Heat-related mortality for older people in the US has almost doubled in the past two decades, reaching a record high of 19,000 deaths in 2018, according to the Lancet Countdown on Health and Climate Change policy brief for the US.
“Climate action is a prescription for health,” Renee Salas, a lead author of the report and assistant professor at Harvard Medical School, said in a call with reporters.
Besides extreme heat, the public health experts also identified wildfires and air pollution as immediate dangers to Americans.
The report found that exposure to high wildfire risk for individuals in the US has increased by 19% since less than two decades ago. Wildfires not only threaten lives and property as they rage across dry landscapes and into nearby communities, but they also pose as a more silent killer through the air pollution they generate.
Like numerous reports that have come before it, this recent policy brief urges lawmakers to curb greenhouse gas emissions and shift toward a green economy in order to prevent public health from further deteriorating.
“We have to stop investing in what is a thing of the past and health-harming,” Salas said. “Climate change and air pollution have the same root cause — the burning of fossil fuels.”
But the report doesn’t stop there. Instead, it provides six specific recommendations that the US should implement for the sake of public health.
First, the country needs to commit to healthy, sustainable agricultural practices that can both help improve health and prevent climate change. In 2018, the agricultural sector contributed to more than 12,000 premature deaths in the US from tiny, health-harming air pollution particles, according to the report.

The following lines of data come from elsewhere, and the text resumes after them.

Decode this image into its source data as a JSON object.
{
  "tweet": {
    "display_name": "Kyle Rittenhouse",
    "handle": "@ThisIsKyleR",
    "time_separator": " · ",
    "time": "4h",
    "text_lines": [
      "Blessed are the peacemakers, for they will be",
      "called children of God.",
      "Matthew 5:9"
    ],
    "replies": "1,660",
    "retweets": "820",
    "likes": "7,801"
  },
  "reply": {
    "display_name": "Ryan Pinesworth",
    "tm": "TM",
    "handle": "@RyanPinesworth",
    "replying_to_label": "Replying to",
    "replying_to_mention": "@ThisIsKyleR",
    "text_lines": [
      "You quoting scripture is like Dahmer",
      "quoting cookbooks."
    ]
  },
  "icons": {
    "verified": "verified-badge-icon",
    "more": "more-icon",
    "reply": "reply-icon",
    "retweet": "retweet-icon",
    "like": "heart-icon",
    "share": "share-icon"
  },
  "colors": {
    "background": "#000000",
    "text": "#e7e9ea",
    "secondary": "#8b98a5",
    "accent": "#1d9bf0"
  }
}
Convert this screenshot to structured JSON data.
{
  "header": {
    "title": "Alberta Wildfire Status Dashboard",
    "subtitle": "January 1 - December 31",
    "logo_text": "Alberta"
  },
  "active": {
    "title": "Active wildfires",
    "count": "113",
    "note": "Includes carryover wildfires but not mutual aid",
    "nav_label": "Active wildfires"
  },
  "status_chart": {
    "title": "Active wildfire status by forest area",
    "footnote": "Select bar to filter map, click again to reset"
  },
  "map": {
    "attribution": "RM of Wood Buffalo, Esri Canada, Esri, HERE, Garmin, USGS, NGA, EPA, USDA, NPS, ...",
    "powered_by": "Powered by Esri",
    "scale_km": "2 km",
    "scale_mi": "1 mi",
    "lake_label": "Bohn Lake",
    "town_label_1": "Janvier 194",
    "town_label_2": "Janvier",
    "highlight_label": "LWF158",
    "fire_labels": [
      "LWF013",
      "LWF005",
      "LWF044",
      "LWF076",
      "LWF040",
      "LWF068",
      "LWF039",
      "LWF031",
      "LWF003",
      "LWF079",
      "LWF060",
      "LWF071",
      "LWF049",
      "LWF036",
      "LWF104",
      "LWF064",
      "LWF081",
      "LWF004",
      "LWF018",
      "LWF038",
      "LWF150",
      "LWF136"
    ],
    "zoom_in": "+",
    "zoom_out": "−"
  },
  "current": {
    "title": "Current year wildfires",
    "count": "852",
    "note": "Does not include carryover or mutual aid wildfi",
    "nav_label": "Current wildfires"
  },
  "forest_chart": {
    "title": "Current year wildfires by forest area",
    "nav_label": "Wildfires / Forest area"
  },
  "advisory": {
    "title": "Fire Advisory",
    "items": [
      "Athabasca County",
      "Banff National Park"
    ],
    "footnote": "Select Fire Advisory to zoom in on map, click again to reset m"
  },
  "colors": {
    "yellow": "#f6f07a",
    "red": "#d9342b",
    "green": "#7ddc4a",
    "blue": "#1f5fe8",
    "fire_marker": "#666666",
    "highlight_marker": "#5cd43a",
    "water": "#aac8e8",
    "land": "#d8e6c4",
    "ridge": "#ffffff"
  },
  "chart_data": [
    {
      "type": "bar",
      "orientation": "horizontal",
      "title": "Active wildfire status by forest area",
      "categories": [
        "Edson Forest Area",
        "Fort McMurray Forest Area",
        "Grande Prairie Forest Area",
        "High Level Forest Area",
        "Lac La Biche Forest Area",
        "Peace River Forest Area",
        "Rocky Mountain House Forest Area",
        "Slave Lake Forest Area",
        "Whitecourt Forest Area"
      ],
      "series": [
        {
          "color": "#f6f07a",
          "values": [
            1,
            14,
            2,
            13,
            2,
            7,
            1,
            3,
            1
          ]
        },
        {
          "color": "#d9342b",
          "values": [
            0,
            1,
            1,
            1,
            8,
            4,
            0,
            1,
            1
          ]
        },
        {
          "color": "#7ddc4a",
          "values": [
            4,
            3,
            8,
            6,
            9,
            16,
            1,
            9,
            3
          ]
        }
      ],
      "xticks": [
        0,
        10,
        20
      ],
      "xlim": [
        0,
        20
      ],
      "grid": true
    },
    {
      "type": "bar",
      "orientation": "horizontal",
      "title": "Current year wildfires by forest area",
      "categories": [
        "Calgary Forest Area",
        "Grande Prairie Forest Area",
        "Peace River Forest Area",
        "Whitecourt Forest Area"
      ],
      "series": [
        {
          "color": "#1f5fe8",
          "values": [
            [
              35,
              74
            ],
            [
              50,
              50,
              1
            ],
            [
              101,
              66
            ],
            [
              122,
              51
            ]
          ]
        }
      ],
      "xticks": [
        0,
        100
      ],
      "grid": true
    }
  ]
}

Other recommendations in the report include removing fossil fuel subsidies, shifting to zero-carbon electricity, increasing access to zero-carbon transport options, and strengthening the public health system in general.
Finally, public health experts also urge the US to invest in a healthy recovery from the COVID-19 pandemic that works toward a stable climate, strong public health system, sustainable economy, and equitable society.
“No one is immune to these health risks,” the authors wrote in the report. “While time is running out, there is still an opportunity for decisive action to lessen the severity of climate change impacts by prioritizing a healthy future for all.”
The policy brief on the US is part of the fifth Lancet Countdown on Health and Climate Change report, a routinely cited annual report on the intersection of climate and health authored by dozens of physicians and public health experts from around the world.
The full report provides a global view of how rising temperatures are damaging human health. It found that, in the last two decades, there has been a 50% increase in heat-related mortality among people older than 65. Among the nearly 300,000 heat-related deaths in 2018, most occurred in Japan, China, India, and parts of Europe.
Climate change has also made it harder and sometimes impossible for people to work outdoors, increased habitat for disease-spreading organisms to thrive, and cast a shadow on food security, especially in vulnerable areas.
All of these impacts, in the US and abroad, will contribute to exacerbating existing inequities and make it more difficult to end extreme poverty in the next decade.
“Climate change is an excellent example of severe inequity,” Georges Benjamin, executive director of the American Public Health Association, told NPR. “It's preventable. We don't have to live this way.”